Stored records:
+===+

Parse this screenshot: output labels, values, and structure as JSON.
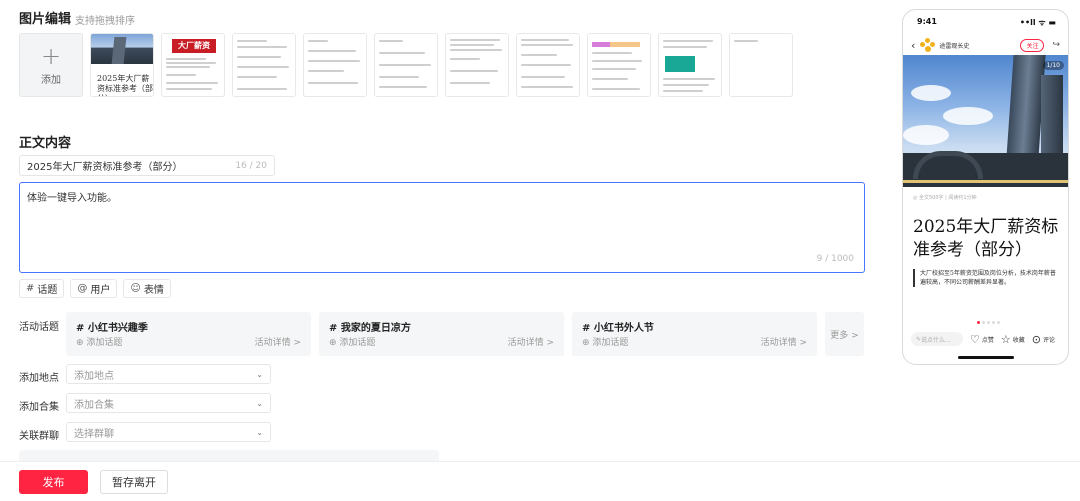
{
  "images": {
    "title": "图片编辑",
    "hint": "支持拖拽排序",
    "add_label": "添加",
    "thumb1_text": "2025年大厂薪资标准参考（部分）",
    "thumb2_banner": "大厂薪资"
  },
  "content": {
    "title": "正文内容",
    "title_value": "2025年大厂薪资标准参考（部分）",
    "title_count": "16 / 20",
    "body_value": "体验一键导入功能。",
    "body_count": "9 / 1000"
  },
  "tools": [
    {
      "icon": "#",
      "label": "话题"
    },
    {
      "icon": "@",
      "label": "用户"
    },
    {
      "icon": "☺",
      "label": "表情"
    }
  ],
  "topics": {
    "label": "活动话题",
    "add_label": "添加话题",
    "detail_label": "活动详情 >",
    "more_label": "更多 >",
    "items": [
      "# 小红书兴趣季",
      "# 我家的夏日凉方",
      "# 小红书外人节"
    ]
  },
  "fields": {
    "location": {
      "label": "添加地点",
      "placeholder": "添加地点"
    },
    "collection": {
      "label": "添加合集",
      "placeholder": "添加合集"
    },
    "group": {
      "label": "关联群聊",
      "placeholder": "选择群聊"
    }
  },
  "actions": {
    "publish": "发布",
    "draft": "暂存离开"
  },
  "preview": {
    "time": "9:41",
    "signal": "••ll ᯤ ▬",
    "author": "途雷观长史",
    "follow": "关注",
    "page_indicator": "1/10",
    "meta": "◎ 全文500字 | 阅读约1分钟",
    "title": "2025年大厂薪资标准参考（部分）",
    "quote": "大厂校招至5年薪资范围及岗位分析，技术岗年薪普遍较高，不同公司薪酬差异显著。",
    "comment_placeholder": "说点什么...",
    "like": "点赞",
    "collect": "收藏",
    "comment": "评论"
  },
  "colors": {
    "accent": "#ff2442",
    "focus": "#4a74ff"
  }
}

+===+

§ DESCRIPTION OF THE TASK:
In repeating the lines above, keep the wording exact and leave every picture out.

§ YOUR SOLUTION:
Parse this screenshot: output labels, values, and structure as JSON.
{
  "images": {
    "title": "图片编辑",
    "hint": "支持拖拽排序",
    "add_label": "添加",
    "thumb1_text": "2025年大厂薪资标准参考（部分）",
    "thumb2_banner": "大厂薪资"
  },
  "content": {
    "title": "正文内容",
    "title_value": "2025年大厂薪资标准参考（部分）",
    "title_count": "16 / 20",
    "body_value": "体验一键导入功能。",
    "body_count": "9 / 1000"
  },
  "tools": [
    {
      "icon": "#",
      "label": "话题"
    },
    {
      "icon": "@",
      "label": "用户"
    },
    {
      "icon": "☺",
      "label": "表情"
    }
  ],
  "topics": {
    "label": "活动话题",
    "add_label": "添加话题",
    "detail_label": "活动详情 >",
    "more_label": "更多 >",
    "items": [
      "# 小红书兴趣季",
      "# 我家的夏日凉方",
      "# 小红书外人节"
    ]
  },
  "fields": {
    "location": {
      "label": "添加地点",
      "placeholder": "添加地点"
    },
    "collection": {
      "label": "添加合集",
      "placeholder": "添加合集"
    },
    "group": {
      "label": "关联群聊",
      "placeholder": "选择群聊"
    }
  },
  "actions": {
    "publish": "发布",
    "draft": "暂存离开"
  },
  "preview": {
    "time": "9:41",
    "signal": "••ll ᯤ ▬",
    "author": "途雷观长史",
    "follow": "关注",
    "page_indicator": "1/10",
    "meta": "◎ 全文500字 | 阅读约1分钟",
    "title": "2025年大厂薪资标准参考（部分）",
    "quote": "大厂校招至5年薪资范围及岗位分析，技术岗年薪普遍较高，不同公司薪酬差异显著。",
    "comment_placeholder": "说点什么...",
    "like": "点赞",
    "collect": "收藏",
    "comment": "评论"
  },
  "colors": {
    "accent": "#ff2442",
    "focus": "#4a74ff"
  }
}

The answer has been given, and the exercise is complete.